"I thought you didn't like those things... the big ones anyway," I said casually, looking at the vine erupting out of a 2 unit hydro-vat.

"Silly Boy. It looked like something was trying to wriggle out of the ice. I would know if such a life-form had been discovered. I'm also working on a new book entitled The Personality Thieves, a study of classical fiction based on alien or spirit possession themes. Many of these stories end badly for the characters you know. I was lost in the thesis, and those seed-pods.... You should have told me what would occur."

"Exactly what I told Doc," I said. "So you think it's a good idea?"

"I never answer rhetorical questions. The answer would be meaningless."

I had to think about that for a minute. "Why do you think this is a good idea?"

"I spoke at length with Doc Hester," Kelly said, smiling like a proud teacher. "I will not pretend to understand the science behind her work, but have assimilated her plan and concur with her philosophies. I have no choice."

"All right," I said, none the wiser. I had to let her kiss my forehead before I could leave.


Ice Pods

Doc Hester's new plant is just another clue that life in Fort Falling is anything but normal. The seeds are as big as a vac-helmet. They grow into a large and sprawling vine which produces both runners and more seeds.

It seems that Doc Hester is letting Curious in on a lot of plans she hasn't told us lowly techs. When I asked her about it, she told me I hadn't been paying attention.

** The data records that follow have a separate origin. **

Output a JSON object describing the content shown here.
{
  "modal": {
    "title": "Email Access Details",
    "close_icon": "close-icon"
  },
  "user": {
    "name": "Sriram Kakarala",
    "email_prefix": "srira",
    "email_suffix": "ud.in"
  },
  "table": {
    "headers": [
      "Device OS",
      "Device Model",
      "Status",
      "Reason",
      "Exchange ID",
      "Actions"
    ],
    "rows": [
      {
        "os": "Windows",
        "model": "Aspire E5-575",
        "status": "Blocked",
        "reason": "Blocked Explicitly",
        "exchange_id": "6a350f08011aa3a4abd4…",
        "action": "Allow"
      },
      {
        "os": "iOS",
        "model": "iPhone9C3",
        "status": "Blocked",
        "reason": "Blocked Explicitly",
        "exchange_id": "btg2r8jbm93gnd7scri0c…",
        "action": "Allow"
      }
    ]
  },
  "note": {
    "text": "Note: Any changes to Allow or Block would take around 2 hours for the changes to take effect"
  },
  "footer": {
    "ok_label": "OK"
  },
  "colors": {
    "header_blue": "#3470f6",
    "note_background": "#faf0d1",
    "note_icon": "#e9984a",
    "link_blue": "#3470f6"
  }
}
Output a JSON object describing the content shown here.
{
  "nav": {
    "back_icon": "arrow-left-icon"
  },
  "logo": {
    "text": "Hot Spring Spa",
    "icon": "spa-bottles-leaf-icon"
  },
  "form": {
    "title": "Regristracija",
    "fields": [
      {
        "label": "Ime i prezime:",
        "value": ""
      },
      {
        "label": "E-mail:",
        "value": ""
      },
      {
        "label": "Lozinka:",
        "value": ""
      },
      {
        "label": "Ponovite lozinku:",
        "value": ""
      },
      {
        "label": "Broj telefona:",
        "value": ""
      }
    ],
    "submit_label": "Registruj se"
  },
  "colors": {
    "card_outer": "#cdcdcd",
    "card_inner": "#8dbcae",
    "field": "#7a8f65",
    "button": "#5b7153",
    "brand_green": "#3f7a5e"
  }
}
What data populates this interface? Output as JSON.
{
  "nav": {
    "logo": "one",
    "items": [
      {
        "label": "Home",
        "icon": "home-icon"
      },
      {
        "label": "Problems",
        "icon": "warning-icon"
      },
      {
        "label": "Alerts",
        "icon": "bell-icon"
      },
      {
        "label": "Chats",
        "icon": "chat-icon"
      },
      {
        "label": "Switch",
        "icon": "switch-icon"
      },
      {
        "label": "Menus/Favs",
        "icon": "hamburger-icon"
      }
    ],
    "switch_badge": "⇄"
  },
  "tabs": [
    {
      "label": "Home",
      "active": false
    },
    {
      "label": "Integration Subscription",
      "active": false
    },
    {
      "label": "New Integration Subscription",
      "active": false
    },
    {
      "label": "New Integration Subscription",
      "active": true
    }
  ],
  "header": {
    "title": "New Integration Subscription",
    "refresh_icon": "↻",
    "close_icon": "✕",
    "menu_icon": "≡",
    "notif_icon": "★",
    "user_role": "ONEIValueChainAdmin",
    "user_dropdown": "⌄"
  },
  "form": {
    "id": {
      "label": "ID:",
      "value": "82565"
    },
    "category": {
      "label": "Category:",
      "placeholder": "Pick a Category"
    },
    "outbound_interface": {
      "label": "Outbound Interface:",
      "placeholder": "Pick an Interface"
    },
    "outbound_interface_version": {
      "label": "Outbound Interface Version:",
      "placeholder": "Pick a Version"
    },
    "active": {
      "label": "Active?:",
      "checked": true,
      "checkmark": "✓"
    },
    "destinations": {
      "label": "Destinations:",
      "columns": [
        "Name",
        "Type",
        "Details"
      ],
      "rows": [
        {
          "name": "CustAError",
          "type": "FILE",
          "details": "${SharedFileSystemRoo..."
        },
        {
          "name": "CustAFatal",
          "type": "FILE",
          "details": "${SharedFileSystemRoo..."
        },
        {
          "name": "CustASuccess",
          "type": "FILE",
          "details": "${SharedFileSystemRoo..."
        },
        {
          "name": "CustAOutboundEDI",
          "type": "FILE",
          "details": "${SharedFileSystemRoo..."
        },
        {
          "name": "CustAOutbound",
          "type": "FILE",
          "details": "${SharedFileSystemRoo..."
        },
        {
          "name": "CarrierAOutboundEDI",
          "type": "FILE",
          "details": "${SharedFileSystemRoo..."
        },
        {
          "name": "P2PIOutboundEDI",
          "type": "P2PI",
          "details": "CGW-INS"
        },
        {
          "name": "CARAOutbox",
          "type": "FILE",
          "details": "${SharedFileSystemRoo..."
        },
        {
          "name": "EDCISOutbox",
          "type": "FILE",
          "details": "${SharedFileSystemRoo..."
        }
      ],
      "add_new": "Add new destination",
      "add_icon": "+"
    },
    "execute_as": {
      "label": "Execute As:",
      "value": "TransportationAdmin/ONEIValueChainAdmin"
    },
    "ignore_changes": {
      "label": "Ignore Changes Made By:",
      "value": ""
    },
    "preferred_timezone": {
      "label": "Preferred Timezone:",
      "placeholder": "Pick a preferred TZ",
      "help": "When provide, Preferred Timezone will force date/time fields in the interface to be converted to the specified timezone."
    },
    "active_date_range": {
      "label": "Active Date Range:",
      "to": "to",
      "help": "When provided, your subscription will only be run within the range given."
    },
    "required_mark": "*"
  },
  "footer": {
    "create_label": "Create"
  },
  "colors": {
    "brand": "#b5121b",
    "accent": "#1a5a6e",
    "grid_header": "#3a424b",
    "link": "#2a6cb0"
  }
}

"I thought Curious was installing more devices like those cat trees," I said. "Besides, you should have told me what was going to happen. Yesterday Kelly called me in hysterics, babbling about alien parasites coming out of the ice. I thought she was going spin-happy until I went down there to look at it myself."

"Ah," Doc said with a nod. "My apologies. I hadn't expect such rapid growth."

"I'm fairly certain that hatch was flawed, but I can't prove it. Please tell me those plants won't be blowing out bulkheads and hatches all over the station."

"Those plants won't be blowing out hatches and bulkheads all over the station," Doc said, putting her hand over her heart. "They won't even grow unless they are rooted in ice. They like cold."

"All right," I said, and left. I wanted to ask questions, a lot of questions, but Doc finds it difficult to remember I know vac about enviro tech. To be honest, even if Doc is good company and all, I'd rather spend the time with Paula. Paula likes it when I ask questions. Really.